Young Principal Investigator
|Location|| Building 13 |
Via Adamello 16, Milano
My research group specifically focuses on understanding and functionally manipulating for therapeutic purposes the interactions between the mucosal immune system and the intestinal microenvironment.
The intestinal compartment is a complex biological system composed by different type of cells (immune cells, epithelial cells, gut microbiota) involved in functional crosstalks aimed at maintaining a balance between tolerance and immunity. These interactions may give rise to different functional outcomes. In healthy conditions immune cells contribute to intestinal homeostasis maintenance, while in genetically predisposed individuals hyperactivation of immune cells may lead to in chronic autoimmune intestinal inflammation. In the context of intestinal tumours, defective activation of immune cells may contribute to decreased immunesurveillance and tumour development.
Specifically, our projects focus at:

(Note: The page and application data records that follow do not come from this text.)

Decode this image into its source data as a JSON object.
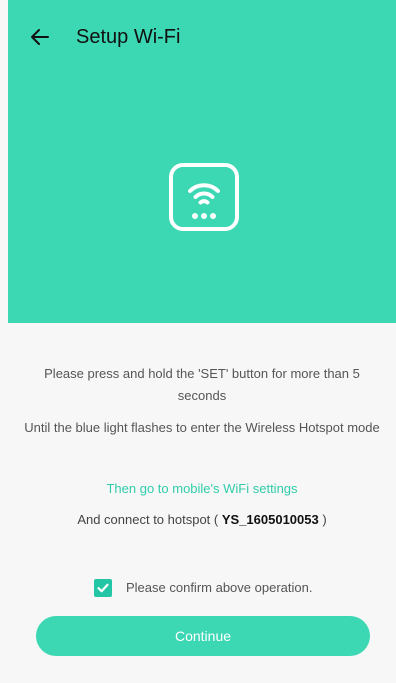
{
  "colors": {
    "accent": "#3cd7b3",
    "checkbox": "#22c6a5",
    "link": "#31ccaa",
    "background": "#f7f7f7"
  },
  "header": {
    "back_icon": "arrow-left-icon",
    "title": "Setup Wi-Fi",
    "device_icon": "wifi-device-icon"
  },
  "instructions": {
    "press_hold": "Please press and hold the 'SET' button for more than 5 seconds",
    "blue_light": "Until the blue light flashes to enter the Wireless Hotspot mode",
    "wifi_settings_link": "Then go to mobile's WiFi settings",
    "connect_prefix": "And connect to hotspot ( ",
    "hotspot_name": "YS_1605010053",
    "connect_suffix": " )"
  },
  "confirm": {
    "checked": true,
    "label": "Please confirm above operation."
  },
  "continue_label": "Continue"
}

- Deciphering the role of conventional and unconventional intestinal CD4+T helper cells in contributing to tissue homeostasis and in participating to inflammatory immune responses;
- Understanding the functions of intestinal T lymphocytes in the control of epithelial neoplastic transformations;

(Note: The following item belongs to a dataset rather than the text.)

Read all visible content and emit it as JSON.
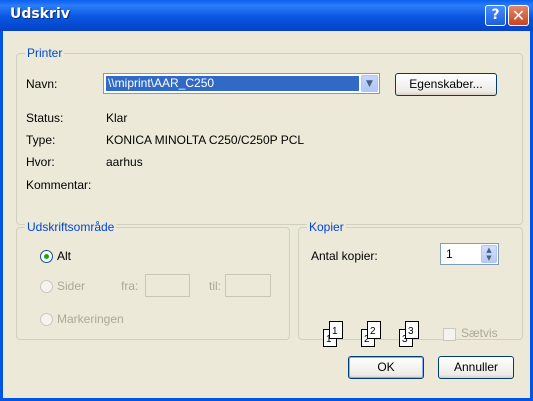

- Dissecting the functional interactions between T cells , the gut microbiota and the intestinal microenvironment during intestinal neoplastic transformation and inflammation
- Manipulating the function of immune cells for therapeutic purposes.
To do so, we take advantage of a translational approach involving in vitro systems, murine models of colorectal cancer and intestinal inflammation, and patients’-derived surgical specimens.
Most Relevant Publications
Short-term Oral Antibiotics Treatment Promotes Inflammatory Activation of Colonic Invariant Natural Killer T and Conventional CD4 T Cells.
Front Med (Lausanne), 2018
Pathogenicity of in-vivo generated intestinal Th17 lymphocytes is IFNγ dependent.
J Crohns Colitis, 2018
Therapeutic faecal microbiota transplantation controls intestinal inflammation through IL10 secretion by immune cells.
Nat Commun, 2018